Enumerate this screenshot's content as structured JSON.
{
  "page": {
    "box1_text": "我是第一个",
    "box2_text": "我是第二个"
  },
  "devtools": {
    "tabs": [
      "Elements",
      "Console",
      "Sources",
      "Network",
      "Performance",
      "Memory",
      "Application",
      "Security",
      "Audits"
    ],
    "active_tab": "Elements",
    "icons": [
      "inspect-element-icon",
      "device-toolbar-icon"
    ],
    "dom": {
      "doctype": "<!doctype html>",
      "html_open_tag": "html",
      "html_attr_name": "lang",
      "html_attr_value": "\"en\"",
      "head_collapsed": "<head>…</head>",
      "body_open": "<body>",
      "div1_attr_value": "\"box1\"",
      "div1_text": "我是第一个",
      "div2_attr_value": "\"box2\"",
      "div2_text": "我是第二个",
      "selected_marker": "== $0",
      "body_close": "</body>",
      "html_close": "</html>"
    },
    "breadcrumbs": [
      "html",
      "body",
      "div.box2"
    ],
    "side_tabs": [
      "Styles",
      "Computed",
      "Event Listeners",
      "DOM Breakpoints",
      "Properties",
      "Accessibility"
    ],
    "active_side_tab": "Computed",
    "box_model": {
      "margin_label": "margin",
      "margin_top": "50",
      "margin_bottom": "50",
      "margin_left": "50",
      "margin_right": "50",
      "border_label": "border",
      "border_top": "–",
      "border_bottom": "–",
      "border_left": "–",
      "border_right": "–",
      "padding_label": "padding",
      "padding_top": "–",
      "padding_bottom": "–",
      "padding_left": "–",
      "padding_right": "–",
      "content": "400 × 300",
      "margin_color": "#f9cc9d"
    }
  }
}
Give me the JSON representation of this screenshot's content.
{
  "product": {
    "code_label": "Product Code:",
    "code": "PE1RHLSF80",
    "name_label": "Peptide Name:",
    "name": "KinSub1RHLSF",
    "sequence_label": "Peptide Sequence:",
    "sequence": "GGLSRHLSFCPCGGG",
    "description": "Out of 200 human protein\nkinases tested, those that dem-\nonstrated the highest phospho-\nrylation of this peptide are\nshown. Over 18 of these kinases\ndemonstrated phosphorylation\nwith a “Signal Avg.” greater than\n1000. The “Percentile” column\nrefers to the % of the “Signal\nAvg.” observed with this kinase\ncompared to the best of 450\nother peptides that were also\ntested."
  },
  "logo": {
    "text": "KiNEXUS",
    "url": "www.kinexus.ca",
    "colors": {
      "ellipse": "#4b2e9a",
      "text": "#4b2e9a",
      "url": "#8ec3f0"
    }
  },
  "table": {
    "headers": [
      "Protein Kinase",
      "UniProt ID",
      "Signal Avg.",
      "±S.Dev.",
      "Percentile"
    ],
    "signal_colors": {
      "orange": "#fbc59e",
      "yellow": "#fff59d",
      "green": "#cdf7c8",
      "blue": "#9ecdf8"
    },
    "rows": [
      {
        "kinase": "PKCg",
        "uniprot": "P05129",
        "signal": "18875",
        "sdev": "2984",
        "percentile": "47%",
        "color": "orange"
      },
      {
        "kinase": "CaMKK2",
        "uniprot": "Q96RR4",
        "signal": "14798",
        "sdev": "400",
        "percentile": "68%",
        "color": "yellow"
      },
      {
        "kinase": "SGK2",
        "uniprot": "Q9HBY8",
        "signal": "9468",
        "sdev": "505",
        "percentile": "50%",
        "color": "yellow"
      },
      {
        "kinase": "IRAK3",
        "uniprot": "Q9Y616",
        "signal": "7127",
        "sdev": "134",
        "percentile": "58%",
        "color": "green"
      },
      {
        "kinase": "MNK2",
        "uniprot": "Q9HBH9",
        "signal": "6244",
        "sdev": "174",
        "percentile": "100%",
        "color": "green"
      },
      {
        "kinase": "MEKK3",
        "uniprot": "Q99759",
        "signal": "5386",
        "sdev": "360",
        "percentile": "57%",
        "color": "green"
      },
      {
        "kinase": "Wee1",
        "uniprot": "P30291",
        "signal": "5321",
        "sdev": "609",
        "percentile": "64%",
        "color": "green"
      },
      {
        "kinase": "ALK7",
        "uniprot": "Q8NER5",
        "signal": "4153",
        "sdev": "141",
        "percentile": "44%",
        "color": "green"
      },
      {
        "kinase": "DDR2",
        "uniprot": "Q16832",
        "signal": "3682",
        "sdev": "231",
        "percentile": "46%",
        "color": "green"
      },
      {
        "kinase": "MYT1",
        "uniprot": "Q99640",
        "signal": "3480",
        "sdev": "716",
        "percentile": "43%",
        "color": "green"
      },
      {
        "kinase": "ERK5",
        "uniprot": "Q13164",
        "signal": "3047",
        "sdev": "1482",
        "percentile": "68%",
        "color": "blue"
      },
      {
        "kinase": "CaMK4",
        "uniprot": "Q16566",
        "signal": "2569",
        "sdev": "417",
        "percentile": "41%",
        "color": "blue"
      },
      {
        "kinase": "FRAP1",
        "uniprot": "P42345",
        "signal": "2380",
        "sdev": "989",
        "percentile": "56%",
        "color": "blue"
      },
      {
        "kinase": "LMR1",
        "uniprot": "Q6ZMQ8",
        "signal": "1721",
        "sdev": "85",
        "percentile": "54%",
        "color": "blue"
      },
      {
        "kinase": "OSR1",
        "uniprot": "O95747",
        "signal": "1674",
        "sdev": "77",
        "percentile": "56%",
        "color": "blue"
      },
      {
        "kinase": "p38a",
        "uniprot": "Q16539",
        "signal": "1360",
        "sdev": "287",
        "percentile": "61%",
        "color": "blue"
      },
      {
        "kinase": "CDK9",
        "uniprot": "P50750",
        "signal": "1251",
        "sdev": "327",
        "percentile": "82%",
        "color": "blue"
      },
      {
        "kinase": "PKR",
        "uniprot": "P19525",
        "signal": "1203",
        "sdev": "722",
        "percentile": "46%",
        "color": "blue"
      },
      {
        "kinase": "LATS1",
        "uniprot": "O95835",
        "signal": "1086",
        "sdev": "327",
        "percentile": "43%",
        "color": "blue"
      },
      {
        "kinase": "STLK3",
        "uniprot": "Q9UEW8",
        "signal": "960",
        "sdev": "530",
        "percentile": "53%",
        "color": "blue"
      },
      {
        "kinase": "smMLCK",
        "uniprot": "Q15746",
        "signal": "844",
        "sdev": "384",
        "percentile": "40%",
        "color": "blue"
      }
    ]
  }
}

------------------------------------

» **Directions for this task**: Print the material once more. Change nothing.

» **Answer area**:
Enumerate this screenshot's content as structured JSON.
{
  "page": {
    "box1_text": "我是第一个",
    "box2_text": "我是第二个"
  },
  "devtools": {
    "tabs": [
      "Elements",
      "Console",
      "Sources",
      "Network",
      "Performance",
      "Memory",
      "Application",
      "Security",
      "Audits"
    ],
    "active_tab": "Elements",
    "icons": [
      "inspect-element-icon",
      "device-toolbar-icon"
    ],
    "dom": {
      "doctype": "<!doctype html>",
      "html_open_tag": "html",
      "html_attr_name": "lang",
      "html_attr_value": "\"en\"",
      "head_collapsed": "<head>…</head>",
      "body_open": "<body>",
      "div1_attr_value": "\"box1\"",
      "div1_text": "我是第一个",
      "div2_attr_value": "\"box2\"",
      "div2_text": "我是第二个",
      "selected_marker": "== $0",
      "body_close": "</body>",
      "html_close": "</html>"
    },
    "breadcrumbs": [
      "html",
      "body",
      "div.box2"
    ],
    "side_tabs": [
      "Styles",
      "Computed",
      "Event Listeners",
      "DOM Breakpoints",
      "Properties",
      "Accessibility"
    ],
    "active_side_tab": "Computed",
    "box_model": {
      "margin_label": "margin",
      "margin_top": "50",
      "margin_bottom": "50",
      "margin_left": "50",
      "margin_right": "50",
      "border_label": "border",
      "border_top": "–",
      "border_bottom": "–",
      "border_left": "–",
      "border_right": "–",
      "padding_label": "padding",
      "padding_top": "–",
      "padding_bottom": "–",
      "padding_left": "–",
      "padding_right": "–",
      "content": "400 × 300",
      "margin_color": "#f9cc9d"
    }
  }
}
Give me the JSON representation of this screenshot's content.
{
  "product": {
    "code_label": "Product Code:",
    "code": "PE1RHLSF80",
    "name_label": "Peptide Name:",
    "name": "KinSub1RHLSF",
    "sequence_label": "Peptide Sequence:",
    "sequence": "GGLSRHLSFCPCGGG",
    "description": "Out of 200 human protein\nkinases tested, those that dem-\nonstrated the highest phospho-\nrylation of this peptide are\nshown. Over 18 of these kinases\ndemonstrated phosphorylation\nwith a “Signal Avg.” greater than\n1000. The “Percentile” column\nrefers to the % of the “Signal\nAvg.” observed with this kinase\ncompared to the best of 450\nother peptides that were also\ntested."
  },
  "logo": {
    "text": "KiNEXUS",
    "url": "www.kinexus.ca",
    "colors": {
      "ellipse": "#4b2e9a",
      "text": "#4b2e9a",
      "url": "#8ec3f0"
    }
  },
  "table": {
    "headers": [
      "Protein Kinase",
      "UniProt ID",
      "Signal Avg.",
      "±S.Dev.",
      "Percentile"
    ],
    "signal_colors": {
      "orange": "#fbc59e",
      "yellow": "#fff59d",
      "green": "#cdf7c8",
      "blue": "#9ecdf8"
    },
    "rows": [
      {
        "kinase": "PKCg",
        "uniprot": "P05129",
        "signal": "18875",
        "sdev": "2984",
        "percentile": "47%",
        "color": "orange"
      },
      {
        "kinase": "CaMKK2",
        "uniprot": "Q96RR4",
        "signal": "14798",
        "sdev": "400",
        "percentile": "68%",
        "color": "yellow"
      },
      {
        "kinase": "SGK2",
        "uniprot": "Q9HBY8",
        "signal": "9468",
        "sdev": "505",
        "percentile": "50%",
        "color": "yellow"
      },
      {
        "kinase": "IRAK3",
        "uniprot": "Q9Y616",
        "signal": "7127",
        "sdev": "134",
        "percentile": "58%",
        "color": "green"
      },
      {
        "kinase": "MNK2",
        "uniprot": "Q9HBH9",
        "signal": "6244",
        "sdev": "174",
        "percentile": "100%",
        "color": "green"
      },
      {
        "kinase": "MEKK3",
        "uniprot": "Q99759",
        "signal": "5386",
        "sdev": "360",
        "percentile": "57%",
        "color": "green"
      },
      {
        "kinase": "Wee1",
        "uniprot": "P30291",
        "signal": "5321",
        "sdev": "609",
        "percentile": "64%",
        "color": "green"
      },
      {
        "kinase": "ALK7",
        "uniprot": "Q8NER5",
        "signal": "4153",
        "sdev": "141",
        "percentile": "44%",
        "color": "green"
      },
      {
        "kinase": "DDR2",
        "uniprot": "Q16832",
        "signal": "3682",
        "sdev": "231",
        "percentile": "46%",
        "color": "green"
      },
      {
        "kinase": "MYT1",
        "uniprot": "Q99640",
        "signal": "3480",
        "sdev": "716",
        "percentile": "43%",
        "color": "green"
      },
      {
        "kinase": "ERK5",
        "uniprot": "Q13164",
        "signal": "3047",
        "sdev": "1482",
        "percentile": "68%",
        "color": "blue"
      },
      {
        "kinase": "CaMK4",
        "uniprot": "Q16566",
        "signal": "2569",
        "sdev": "417",
        "percentile": "41%",
        "color": "blue"
      },
      {
        "kinase": "FRAP1",
        "uniprot": "P42345",
        "signal": "2380",
        "sdev": "989",
        "percentile": "56%",
        "color": "blue"
      },
      {
        "kinase": "LMR1",
        "uniprot": "Q6ZMQ8",
        "signal": "1721",
        "sdev": "85",
        "percentile": "54%",
        "color": "blue"
      },
      {
        "kinase": "OSR1",
        "uniprot": "O95747",
        "signal": "1674",
        "sdev": "77",
        "percentile": "56%",
        "color": "blue"
      },
      {
        "kinase": "p38a",
        "uniprot": "Q16539",
        "signal": "1360",
        "sdev": "287",
        "percentile": "61%",
        "color": "blue"
      },
      {
        "kinase": "CDK9",
        "uniprot": "P50750",
        "signal": "1251",
        "sdev": "327",
        "percentile": "82%",
        "color": "blue"
      },
      {
        "kinase": "PKR",
        "uniprot": "P19525",
        "signal": "1203",
        "sdev": "722",
        "percentile": "46%",
        "color": "blue"
      },
      {
        "kinase": "LATS1",
        "uniprot": "O95835",
        "signal": "1086",
        "sdev": "327",
        "percentile": "43%",
        "color": "blue"
      },
      {
        "kinase": "STLK3",
        "uniprot": "Q9UEW8",
        "signal": "960",
        "sdev": "530",
        "percentile": "53%",
        "color": "blue"
      },
      {
        "kinase": "smMLCK",
        "uniprot": "Q15746",
        "signal": "844",
        "sdev": "384",
        "percentile": "40%",
        "color": "blue"
      }
    ]
  }
}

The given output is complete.